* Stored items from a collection
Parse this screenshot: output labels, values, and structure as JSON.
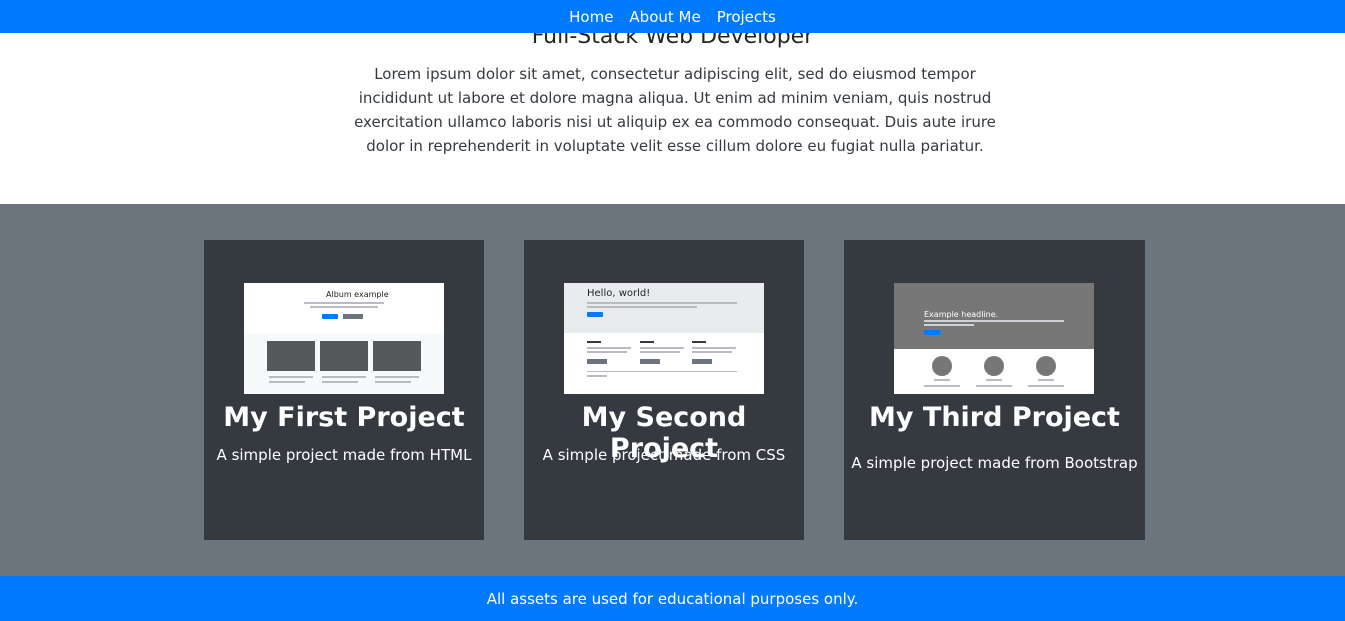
{
  "nav": {
    "items": [
      {
        "label": "Home"
      },
      {
        "label": "About Me"
      },
      {
        "label": "Projects"
      }
    ]
  },
  "hero": {
    "title": "Full-Stack Web Developer",
    "description": "Lorem ipsum dolor sit amet, consectetur adipiscing elit, sed do eiusmod tempor incididunt ut labore et dolore magna aliqua. Ut enim ad minim veniam, quis nostrud exercitation ullamco laboris nisi ut aliquip ex ea commodo consequat. Duis aute irure dolor in reprehenderit in voluptate velit esse cillum dolore eu fugiat nulla pariatur."
  },
  "projects": [
    {
      "title": "My First Project",
      "description": "A simple project made from HTML",
      "thumbnail": {
        "heading": "Album example",
        "card_label": "Thumbnail"
      }
    },
    {
      "title": "My Second Project",
      "description": "A simple project made from CSS",
      "thumbnail": {
        "heading": "Hello, world!",
        "col_label": "Heading"
      }
    },
    {
      "title": "My Third Project",
      "description": "A simple project made from Bootstrap",
      "thumbnail": {
        "heading": "Example headline.",
        "col_label": "Heading"
      }
    }
  ],
  "footer": {
    "text": "All assets are used for educational purposes only."
  },
  "colors": {
    "primary": "#007bff",
    "section_bg": "#6c757d",
    "card_bg": "#343a40"
  }
}
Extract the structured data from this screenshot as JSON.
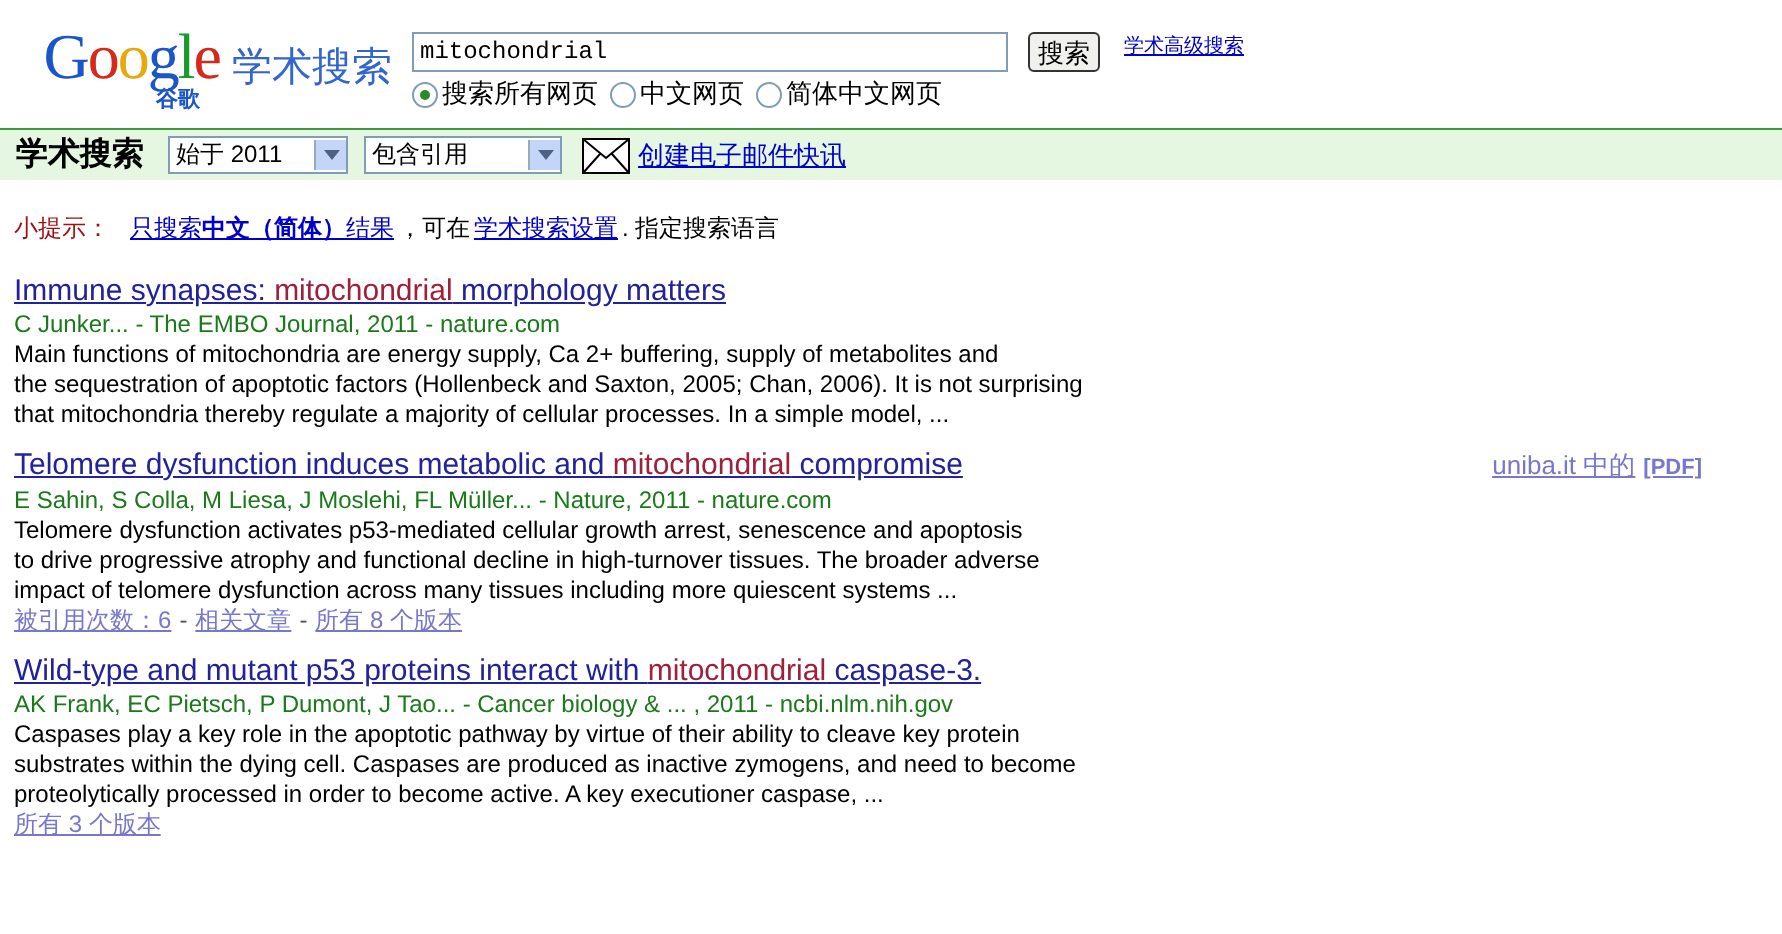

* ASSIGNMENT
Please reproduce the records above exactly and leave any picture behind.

* WRITTEN REPLY
Parse this screenshot: output labels, values, and structure as JSON.
{
  "nav": {
    "items": [
      {
        "label": "Home"
      },
      {
        "label": "About Me"
      },
      {
        "label": "Projects"
      }
    ]
  },
  "hero": {
    "title": "Full-Stack Web Developer",
    "description": "Lorem ipsum dolor sit amet, consectetur adipiscing elit, sed do eiusmod tempor incididunt ut labore et dolore magna aliqua. Ut enim ad minim veniam, quis nostrud exercitation ullamco laboris nisi ut aliquip ex ea commodo consequat. Duis aute irure dolor in reprehenderit in voluptate velit esse cillum dolore eu fugiat nulla pariatur."
  },
  "projects": [
    {
      "title": "My First Project",
      "description": "A simple project made from HTML",
      "thumbnail": {
        "heading": "Album example",
        "card_label": "Thumbnail"
      }
    },
    {
      "title": "My Second Project",
      "description": "A simple project made from CSS",
      "thumbnail": {
        "heading": "Hello, world!",
        "col_label": "Heading"
      }
    },
    {
      "title": "My Third Project",
      "description": "A simple project made from Bootstrap",
      "thumbnail": {
        "heading": "Example headline.",
        "col_label": "Heading"
      }
    }
  ],
  "footer": {
    "text": "All assets are used for educational purposes only."
  },
  "colors": {
    "primary": "#007bff",
    "section_bg": "#6c757d",
    "card_bg": "#343a40"
  }
}
Extract the structured data from this screenshot as JSON.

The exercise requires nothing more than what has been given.